FY 2008 also ushered in a slowdown in construction activity and private capital-investment spending, Simmonds said. The last quarter of FY 2008 linked the continuous decline in the economy to a loss of jobs, particularly in the private sector, he said.
"Marginal job gains were centered in the service industries and the government, but job losses in construction, information and financial and other services constrained overall growth," he said.
A cutback in transportation expenses -- coupled with an overall reduction in flights to the territory -- also limited the number of visitors flying in and out of the Virgin Islands, Simmonds said.
"Expectations for business expansion in the next 12 months are negative, given the flagging state of the economy," he said. "If the U.S. economic and financial conditions worsen, the risks increase for further contraction in business activity and employment dislocation. We have already seen that some businesses are reducing hours and laying off employees."
The resulting impact on the local economy is expected to spill over into FY 2009, forcing the need for "well-timed" economic policies and initiatives, including public- and private-sector development projects, strong tourism marketing campaigns and the continuous exporting of rum and petroleum products from the islands. If approved by the Legislature, a $400 million gross-receipts tax bond issue recently submitted by the governor would subsidize a variety of road, transportation, school and housing projects.
Though many senators questioned why the Legislature should back bonds secured by a dwindling supply of projected gross-receipts tax collections, financial team members explained that the bond issue would give the government millions in cash up front with a minimal debt-service requirement that could be stretched out over 30 years.
"It's about capitalizing on cash flow," said Public Finance Authority head Julito Francis. "You're paying $9 million over 30 years for the $125 million you get today. And with these proceeds, we can stem the tide on economic downturn and address major capital improvements for the community as a whole."
The government plans to float about $125 million in bonds right off the bat for a list of capital improvements that are expected to get off the ground in the next few months, Simmonds said later. Other projects -- such as the construction of a new Captain Morgan rum distillery, along with numerous territory-wide housing developments and a shopping center project on St. Croix -- are also expected to mitigate the impact of the U.S. financial crisis, he added.
As deJongh joins forces with other governors across the nation to support another economic-stimulus bill that will more focus on infrastructure and benefit programs within the states and territories, the Department of Tourism has begun to target overseas markets with an aggressive promotional campaign.

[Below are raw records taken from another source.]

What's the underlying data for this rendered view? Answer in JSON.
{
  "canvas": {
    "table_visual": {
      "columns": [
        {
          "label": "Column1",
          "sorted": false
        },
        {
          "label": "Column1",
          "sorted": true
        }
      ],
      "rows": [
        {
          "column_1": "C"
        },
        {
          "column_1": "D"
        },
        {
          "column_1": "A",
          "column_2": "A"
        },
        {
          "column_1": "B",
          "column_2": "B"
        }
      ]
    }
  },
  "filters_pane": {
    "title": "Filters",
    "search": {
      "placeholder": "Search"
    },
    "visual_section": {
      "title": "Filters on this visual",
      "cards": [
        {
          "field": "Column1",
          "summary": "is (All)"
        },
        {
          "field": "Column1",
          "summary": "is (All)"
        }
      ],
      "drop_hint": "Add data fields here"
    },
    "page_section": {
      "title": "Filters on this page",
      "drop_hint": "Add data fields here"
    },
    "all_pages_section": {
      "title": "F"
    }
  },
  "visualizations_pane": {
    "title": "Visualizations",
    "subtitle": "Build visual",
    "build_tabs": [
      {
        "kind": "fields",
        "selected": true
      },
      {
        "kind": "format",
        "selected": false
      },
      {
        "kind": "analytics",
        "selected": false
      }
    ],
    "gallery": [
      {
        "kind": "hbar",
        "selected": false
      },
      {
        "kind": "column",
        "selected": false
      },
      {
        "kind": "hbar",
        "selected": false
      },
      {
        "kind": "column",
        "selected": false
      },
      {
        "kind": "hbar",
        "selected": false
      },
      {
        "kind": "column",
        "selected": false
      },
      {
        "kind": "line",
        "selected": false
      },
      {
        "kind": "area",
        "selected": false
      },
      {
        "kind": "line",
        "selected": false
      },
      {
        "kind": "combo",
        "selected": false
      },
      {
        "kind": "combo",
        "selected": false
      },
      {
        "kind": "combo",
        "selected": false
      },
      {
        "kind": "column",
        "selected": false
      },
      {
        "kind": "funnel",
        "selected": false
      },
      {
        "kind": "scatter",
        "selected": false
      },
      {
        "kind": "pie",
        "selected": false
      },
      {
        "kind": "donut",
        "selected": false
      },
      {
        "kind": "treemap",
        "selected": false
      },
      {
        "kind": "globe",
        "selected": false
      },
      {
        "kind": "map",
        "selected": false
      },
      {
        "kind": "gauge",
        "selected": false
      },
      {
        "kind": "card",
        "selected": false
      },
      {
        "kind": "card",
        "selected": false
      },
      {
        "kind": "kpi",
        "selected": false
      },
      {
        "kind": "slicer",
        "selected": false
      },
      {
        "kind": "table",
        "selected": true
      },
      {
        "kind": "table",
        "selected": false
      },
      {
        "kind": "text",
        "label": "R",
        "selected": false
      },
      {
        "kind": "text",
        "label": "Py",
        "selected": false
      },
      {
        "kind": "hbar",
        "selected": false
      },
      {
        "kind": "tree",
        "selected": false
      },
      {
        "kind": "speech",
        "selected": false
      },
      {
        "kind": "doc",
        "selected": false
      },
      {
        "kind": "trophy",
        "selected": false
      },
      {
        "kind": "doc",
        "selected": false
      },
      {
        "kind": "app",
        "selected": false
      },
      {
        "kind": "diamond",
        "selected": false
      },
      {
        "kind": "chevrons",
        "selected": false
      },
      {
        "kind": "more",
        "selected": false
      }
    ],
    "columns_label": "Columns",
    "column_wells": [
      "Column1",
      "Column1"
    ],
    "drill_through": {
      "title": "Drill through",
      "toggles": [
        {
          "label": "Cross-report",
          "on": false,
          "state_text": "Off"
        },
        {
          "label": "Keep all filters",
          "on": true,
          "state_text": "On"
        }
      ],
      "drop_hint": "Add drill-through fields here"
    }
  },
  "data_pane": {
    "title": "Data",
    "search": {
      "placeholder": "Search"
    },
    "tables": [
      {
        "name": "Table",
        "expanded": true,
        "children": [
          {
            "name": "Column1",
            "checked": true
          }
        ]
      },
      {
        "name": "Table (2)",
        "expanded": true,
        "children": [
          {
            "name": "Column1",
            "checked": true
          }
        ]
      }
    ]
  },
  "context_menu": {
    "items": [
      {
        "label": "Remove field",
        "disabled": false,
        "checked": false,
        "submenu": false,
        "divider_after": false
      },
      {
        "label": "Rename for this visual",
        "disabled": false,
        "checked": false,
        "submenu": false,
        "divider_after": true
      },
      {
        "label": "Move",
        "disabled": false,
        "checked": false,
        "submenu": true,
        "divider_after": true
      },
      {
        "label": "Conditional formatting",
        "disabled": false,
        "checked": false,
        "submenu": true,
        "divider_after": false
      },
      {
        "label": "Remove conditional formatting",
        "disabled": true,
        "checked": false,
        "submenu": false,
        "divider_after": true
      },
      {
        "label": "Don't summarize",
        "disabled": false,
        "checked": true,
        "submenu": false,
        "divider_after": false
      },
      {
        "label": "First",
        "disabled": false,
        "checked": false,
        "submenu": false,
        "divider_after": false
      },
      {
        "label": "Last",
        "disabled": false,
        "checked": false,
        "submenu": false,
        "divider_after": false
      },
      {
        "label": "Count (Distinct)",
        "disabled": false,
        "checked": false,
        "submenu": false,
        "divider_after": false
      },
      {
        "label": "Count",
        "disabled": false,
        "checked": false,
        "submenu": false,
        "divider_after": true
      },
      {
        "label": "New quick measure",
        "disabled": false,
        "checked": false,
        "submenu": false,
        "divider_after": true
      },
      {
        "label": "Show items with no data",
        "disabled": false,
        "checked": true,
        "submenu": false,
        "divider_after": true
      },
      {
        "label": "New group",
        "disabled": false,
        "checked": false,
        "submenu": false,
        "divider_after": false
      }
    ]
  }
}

"The department recently announced the implementation of a 10-point plan to address the impact of a slow U.S. economy on the territory's tourism industry and stimulate additional demand for the winter season and beyond," Simmonds said. "This stimulus plan is designed to generate widespread awareness and interest in winter travel to the territory by extending incentives while offering the traveler additional value to encourage on-island s pending."
Tourism's promotional efforts are also meant to offset the reduction in flights to the territory. Meanwhile, the islands should see an increase in cruise-ship arrivals during 2009, with nearly 2.2 million passengers and about 700 cruise ship calls expected in the St. Thomas-St. John district. The return of ships to St. Croix starting this month will bring in another 121,700 visitors, Simmonds said.
Present during Tuesday's meeting were Sens. Carlton "Ital" Dowe, Juan Figueroa-Serville, Neville James, Terrence "Positive" Nelson and Ronald E. Russell.
Back Talk Share your reaction to this news with other Source readers. Please include headline, your name and city and state/country or island where you reside.